Each container was a tube made of plastic flexible screen with square holes of 0.5 inches and strands of 0.020 inches and was tied at one end prior to packing with the elements. Each packed tube was fully packed with the thermoplastic elements and, after tying off the open end, measured 10 foot long with a diameter of 10 inches.
One tube was laid flat on a floor during curing and took on a cylindrical cross-section. During re-expansion and curing of the elements with the tube, the tube became rigid with the elements becoming tightly packed.
The second tube was laid flat on a floor with a board weighing 10 pounds on the top and along the entire length causing the packed tube to deform into an oblong cross-sectional shape. When the elements were fully cured, the tube maintained the oblong cross-sectional shape due t the tight packing.
The two packed tubes were then laid in a horizontal plane transversely of and on a conventional 2×4 board on a floor in a symmetric manner to determine the deflection of each end of the tubes. The cantilevered length of each end of each tube was thus about 5 feet less one half the thickness of the 2×4 board. The amount of deflection of each end of each tube was less than one inch. Thus, for these tubes, the degree of rigidity can be characterized in that when supported in a horizontal plane at a mid-point with at least one end extending therefrom in a cantilever manner, the end of the packed tube has a deflection relative to the horizontal plane of two inches or less.
The non-cured thermoplastic elements may also be used to make the drainage elements described in U.S. patent application Ser. No. 11/106,108, filed Apr. 14, 2005, now U.S. Pat. No. 7,600,308 issued Oct. 13, 2009, the disclosure of which is incorporated herein. For example, a drainage element may be made of a tubular netting having a pair of closed ends and a mass of expanded loose fill discrete elements within the netting wherein the elements are characterized in having been expanded from an initial state to an expanded state after filling of the netting therewith and in imparting a degree of rigidity to the drainage element in the expanded shape sufficient to maintain an expanded three dimensional shape of the netting. The drainage element may also be made with or without a pipe that may itself be corrugated or not and perforated or not. In any case, the pipe would extend beyond the closed ends of the netting to be able to connect with other pipes or components of a drainage system.

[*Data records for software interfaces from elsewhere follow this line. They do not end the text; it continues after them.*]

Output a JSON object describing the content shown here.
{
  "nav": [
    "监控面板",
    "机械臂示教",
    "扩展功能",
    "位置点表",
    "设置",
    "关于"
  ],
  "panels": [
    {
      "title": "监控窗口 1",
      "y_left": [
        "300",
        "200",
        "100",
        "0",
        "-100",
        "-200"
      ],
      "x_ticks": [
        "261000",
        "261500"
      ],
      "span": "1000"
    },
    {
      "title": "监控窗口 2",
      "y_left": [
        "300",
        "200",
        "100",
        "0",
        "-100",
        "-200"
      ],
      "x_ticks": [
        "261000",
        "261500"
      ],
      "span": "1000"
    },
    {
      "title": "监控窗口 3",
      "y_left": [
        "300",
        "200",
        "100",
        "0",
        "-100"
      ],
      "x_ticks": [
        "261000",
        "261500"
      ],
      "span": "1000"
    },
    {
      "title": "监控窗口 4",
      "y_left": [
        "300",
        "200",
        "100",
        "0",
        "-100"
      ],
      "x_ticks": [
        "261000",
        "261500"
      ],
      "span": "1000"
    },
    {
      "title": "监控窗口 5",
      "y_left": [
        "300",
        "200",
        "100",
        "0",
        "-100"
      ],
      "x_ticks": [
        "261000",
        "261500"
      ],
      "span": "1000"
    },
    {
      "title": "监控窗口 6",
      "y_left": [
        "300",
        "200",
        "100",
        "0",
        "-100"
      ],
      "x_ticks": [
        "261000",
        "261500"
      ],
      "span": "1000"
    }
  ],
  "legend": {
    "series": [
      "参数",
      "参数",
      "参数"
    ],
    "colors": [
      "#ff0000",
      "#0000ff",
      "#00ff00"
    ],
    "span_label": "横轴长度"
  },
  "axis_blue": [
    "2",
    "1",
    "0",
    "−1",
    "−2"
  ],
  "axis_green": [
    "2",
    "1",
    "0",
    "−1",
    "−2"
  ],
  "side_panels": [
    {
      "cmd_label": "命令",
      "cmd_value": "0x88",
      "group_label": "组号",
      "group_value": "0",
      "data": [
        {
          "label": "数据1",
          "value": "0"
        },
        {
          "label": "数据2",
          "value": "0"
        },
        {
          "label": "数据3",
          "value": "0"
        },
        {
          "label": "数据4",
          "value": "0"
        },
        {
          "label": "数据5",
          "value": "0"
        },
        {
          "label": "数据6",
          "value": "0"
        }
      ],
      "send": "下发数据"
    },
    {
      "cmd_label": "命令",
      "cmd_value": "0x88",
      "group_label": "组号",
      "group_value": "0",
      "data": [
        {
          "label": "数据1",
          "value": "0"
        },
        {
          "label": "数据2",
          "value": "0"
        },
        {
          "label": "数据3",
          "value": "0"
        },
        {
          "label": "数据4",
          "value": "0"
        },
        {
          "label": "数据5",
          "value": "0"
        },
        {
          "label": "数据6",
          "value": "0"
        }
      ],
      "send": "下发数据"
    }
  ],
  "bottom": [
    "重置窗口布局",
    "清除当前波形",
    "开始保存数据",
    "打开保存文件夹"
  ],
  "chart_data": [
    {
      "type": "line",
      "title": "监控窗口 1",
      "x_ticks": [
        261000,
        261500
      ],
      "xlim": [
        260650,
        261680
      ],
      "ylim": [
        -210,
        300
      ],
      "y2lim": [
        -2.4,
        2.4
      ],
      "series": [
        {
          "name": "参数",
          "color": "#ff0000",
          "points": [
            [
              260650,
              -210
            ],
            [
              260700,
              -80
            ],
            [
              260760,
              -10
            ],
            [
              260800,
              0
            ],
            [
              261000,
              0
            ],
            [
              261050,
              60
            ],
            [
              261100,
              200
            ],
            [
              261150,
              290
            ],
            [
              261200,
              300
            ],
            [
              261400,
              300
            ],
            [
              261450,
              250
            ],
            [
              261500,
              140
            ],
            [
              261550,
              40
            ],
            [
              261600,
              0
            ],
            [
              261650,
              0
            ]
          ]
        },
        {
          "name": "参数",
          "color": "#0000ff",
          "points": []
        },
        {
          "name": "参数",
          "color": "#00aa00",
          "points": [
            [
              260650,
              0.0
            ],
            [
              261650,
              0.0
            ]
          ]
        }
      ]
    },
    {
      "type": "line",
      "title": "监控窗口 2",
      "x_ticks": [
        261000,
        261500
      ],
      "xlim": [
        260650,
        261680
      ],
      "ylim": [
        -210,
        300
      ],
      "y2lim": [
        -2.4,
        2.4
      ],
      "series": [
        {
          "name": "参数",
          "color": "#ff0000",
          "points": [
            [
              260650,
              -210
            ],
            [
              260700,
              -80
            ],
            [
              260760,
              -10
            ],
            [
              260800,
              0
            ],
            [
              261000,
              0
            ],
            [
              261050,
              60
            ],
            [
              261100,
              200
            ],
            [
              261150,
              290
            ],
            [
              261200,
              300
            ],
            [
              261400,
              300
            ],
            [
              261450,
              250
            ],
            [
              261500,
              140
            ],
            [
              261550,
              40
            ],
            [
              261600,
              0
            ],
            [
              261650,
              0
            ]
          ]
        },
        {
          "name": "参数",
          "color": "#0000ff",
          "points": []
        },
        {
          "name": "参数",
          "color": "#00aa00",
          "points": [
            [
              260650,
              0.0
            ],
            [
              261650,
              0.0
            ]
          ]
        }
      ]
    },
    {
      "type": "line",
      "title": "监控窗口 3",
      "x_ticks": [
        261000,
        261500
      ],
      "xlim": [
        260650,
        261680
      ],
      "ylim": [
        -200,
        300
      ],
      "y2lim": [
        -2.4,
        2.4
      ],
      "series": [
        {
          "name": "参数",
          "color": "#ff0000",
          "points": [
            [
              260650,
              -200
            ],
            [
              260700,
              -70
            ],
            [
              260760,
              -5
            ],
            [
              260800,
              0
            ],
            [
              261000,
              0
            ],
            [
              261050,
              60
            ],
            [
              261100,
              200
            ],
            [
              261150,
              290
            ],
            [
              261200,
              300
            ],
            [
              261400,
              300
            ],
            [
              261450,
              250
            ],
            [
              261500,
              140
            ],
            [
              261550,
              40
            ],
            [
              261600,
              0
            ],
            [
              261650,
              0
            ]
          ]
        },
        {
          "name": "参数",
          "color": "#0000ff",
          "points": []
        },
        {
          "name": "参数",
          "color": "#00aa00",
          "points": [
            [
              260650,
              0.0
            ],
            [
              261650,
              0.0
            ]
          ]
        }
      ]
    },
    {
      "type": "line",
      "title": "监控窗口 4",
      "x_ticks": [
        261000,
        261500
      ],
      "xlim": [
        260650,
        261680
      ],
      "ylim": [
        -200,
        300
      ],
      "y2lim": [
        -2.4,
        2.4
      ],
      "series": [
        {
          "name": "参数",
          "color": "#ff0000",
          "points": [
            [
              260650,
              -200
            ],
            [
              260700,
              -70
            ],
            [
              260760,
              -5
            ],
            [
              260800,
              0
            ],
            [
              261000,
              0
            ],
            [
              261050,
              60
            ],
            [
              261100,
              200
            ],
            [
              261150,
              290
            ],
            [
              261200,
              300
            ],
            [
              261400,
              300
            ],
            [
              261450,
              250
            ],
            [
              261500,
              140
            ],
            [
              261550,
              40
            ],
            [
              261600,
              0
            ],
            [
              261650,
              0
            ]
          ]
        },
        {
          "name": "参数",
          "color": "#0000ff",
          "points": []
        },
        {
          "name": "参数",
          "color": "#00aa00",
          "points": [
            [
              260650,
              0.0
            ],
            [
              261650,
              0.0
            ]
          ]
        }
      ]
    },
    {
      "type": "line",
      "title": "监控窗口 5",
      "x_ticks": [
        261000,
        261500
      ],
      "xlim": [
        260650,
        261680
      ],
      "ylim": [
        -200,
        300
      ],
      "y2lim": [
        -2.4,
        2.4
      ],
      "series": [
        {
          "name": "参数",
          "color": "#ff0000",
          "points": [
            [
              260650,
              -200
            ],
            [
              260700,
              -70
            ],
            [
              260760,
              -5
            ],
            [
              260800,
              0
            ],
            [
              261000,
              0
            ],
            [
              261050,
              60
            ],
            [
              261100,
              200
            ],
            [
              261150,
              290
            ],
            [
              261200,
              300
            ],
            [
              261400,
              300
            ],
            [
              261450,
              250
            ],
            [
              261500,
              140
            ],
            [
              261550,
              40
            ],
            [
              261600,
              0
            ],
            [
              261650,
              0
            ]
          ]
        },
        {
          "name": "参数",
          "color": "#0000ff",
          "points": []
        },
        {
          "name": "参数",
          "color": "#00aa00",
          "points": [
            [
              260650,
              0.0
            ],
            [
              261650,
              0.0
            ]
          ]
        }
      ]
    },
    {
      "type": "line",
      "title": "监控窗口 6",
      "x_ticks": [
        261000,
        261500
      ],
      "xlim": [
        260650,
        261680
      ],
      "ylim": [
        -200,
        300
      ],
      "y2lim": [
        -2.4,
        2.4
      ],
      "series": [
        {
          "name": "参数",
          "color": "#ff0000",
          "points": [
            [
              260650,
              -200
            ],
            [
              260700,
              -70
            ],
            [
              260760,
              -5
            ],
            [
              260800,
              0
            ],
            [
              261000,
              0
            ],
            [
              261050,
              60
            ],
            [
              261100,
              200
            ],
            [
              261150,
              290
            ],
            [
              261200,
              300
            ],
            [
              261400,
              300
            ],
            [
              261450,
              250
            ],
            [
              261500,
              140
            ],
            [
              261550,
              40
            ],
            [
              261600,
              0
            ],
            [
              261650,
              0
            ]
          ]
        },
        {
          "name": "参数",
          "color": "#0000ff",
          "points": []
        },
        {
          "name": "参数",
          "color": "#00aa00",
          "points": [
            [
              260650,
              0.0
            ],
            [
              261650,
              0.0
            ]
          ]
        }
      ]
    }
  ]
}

The rigidity of the drainage tubes made in accordance with the invention allows the tubes to be easily handled and put into place in the field as compared to drainage tubes that are readily flexible and that may snag on equipment in the field.
The invention thus provides a technique for using expandable thermoplastic elements for making articles of three-dimensional shape that have a rigid construction. The method of the invention may be used to make drainage tubes, flotation devices, lateral tubes for a septic system, bumpers for divided highways and toll booths, packing, decorative roofing, recreational floats, toys and the like.
The invention also provides a technique for packaging articles within containers in a tight-fit manner.
Patent applications by Buddy Harry Bussey, Iii, Atlantic Highlands, NJ US
Patent applications by Harry Bussey, Jr., Marco Island, FL US
Patent applications in class Porous or apertured pipe, flume, or tileway
Patent applications in all subclasses Porous or apertured pipe, flume, or tileway